[Opening SUPPLIED INFORMATION section]
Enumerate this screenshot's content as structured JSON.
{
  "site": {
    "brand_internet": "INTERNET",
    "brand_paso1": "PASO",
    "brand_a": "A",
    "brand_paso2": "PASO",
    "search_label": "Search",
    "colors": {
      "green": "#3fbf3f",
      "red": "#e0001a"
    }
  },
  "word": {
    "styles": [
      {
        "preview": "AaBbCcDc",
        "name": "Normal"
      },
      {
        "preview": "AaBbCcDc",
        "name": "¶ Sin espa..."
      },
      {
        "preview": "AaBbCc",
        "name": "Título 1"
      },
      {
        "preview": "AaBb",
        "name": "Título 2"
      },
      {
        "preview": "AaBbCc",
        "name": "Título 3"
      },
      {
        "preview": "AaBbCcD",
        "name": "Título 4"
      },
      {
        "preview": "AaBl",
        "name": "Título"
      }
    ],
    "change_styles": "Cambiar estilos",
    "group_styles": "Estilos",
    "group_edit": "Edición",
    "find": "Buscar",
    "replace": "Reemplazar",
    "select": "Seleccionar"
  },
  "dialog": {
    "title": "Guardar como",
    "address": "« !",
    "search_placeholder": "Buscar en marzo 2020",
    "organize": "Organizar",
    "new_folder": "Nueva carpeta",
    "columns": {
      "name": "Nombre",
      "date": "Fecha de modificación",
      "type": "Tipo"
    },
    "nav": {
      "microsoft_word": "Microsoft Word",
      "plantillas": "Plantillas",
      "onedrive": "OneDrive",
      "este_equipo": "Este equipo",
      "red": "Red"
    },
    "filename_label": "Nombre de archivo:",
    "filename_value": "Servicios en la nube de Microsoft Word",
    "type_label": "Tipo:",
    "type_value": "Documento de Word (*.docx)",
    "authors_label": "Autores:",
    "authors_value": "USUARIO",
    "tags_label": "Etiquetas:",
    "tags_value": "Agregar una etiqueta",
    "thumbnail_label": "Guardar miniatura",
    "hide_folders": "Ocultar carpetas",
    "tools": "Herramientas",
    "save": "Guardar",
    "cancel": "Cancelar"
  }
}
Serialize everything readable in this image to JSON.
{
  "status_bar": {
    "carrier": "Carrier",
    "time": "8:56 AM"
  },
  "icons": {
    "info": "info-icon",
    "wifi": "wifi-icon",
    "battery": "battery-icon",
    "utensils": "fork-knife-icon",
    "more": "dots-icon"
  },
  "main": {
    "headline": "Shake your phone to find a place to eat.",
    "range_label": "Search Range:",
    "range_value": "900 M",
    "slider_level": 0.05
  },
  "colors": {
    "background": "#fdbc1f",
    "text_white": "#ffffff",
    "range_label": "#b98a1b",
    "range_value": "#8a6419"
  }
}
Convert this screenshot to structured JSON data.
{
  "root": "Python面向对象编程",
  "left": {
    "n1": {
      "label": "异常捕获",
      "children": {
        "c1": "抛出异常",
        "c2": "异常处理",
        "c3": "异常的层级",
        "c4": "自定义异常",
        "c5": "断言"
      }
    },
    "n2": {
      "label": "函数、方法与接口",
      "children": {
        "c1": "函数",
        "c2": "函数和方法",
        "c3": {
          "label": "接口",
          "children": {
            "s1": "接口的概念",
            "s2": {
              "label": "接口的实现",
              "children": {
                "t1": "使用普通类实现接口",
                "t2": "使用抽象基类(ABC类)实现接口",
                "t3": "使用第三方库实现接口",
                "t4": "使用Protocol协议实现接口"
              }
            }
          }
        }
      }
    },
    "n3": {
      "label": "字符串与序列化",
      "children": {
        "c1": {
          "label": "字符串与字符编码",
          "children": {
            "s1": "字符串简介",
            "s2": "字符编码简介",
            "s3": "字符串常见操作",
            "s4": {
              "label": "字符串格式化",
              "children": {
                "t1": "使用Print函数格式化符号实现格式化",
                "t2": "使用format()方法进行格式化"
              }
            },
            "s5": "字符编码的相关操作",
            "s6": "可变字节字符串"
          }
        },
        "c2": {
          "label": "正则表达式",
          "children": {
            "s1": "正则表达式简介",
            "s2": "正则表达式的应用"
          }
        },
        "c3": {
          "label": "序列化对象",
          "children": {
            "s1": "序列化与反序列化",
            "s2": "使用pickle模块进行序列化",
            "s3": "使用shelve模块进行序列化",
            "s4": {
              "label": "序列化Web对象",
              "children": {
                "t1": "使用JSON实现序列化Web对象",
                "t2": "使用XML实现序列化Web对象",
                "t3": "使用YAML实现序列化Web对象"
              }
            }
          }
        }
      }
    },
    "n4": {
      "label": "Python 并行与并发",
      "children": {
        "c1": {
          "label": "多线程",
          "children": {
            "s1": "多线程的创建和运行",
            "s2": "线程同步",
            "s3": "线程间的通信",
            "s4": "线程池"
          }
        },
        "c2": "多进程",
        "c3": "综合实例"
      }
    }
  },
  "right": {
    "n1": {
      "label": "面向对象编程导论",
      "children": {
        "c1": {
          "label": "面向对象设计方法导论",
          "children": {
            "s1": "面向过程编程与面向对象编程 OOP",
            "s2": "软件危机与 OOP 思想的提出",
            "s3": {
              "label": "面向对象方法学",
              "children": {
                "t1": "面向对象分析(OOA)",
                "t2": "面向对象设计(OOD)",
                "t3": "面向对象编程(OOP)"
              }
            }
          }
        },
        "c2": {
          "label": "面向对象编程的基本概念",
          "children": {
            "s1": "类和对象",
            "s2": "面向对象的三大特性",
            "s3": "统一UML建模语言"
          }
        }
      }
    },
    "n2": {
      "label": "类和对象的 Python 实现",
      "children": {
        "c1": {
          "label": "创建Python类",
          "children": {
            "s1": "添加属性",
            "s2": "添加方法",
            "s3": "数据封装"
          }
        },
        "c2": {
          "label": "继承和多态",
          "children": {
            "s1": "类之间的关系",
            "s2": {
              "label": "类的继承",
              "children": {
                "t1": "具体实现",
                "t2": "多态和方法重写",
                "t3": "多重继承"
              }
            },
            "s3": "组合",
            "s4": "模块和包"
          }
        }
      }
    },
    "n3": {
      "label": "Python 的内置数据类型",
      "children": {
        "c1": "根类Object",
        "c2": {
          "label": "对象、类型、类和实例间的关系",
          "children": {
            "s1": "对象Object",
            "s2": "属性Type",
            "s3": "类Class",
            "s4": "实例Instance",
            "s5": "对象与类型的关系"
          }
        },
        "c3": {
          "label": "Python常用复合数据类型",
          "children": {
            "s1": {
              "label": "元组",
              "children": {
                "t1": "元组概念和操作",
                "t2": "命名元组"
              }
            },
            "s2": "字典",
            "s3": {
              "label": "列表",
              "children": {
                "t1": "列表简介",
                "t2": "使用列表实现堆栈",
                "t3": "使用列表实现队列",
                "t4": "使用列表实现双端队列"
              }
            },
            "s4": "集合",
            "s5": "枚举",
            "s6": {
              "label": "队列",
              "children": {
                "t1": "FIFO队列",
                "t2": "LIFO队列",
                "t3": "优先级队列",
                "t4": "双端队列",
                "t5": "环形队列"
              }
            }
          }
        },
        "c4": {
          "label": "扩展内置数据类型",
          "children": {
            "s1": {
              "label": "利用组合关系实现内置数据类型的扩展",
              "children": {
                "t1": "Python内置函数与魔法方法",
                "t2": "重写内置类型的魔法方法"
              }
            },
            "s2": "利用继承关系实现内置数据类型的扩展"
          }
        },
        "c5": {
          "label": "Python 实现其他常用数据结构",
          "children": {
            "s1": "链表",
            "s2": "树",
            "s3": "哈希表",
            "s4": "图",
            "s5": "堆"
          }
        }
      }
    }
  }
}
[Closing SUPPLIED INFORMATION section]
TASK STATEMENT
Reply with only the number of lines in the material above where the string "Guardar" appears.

TASK RESULT
3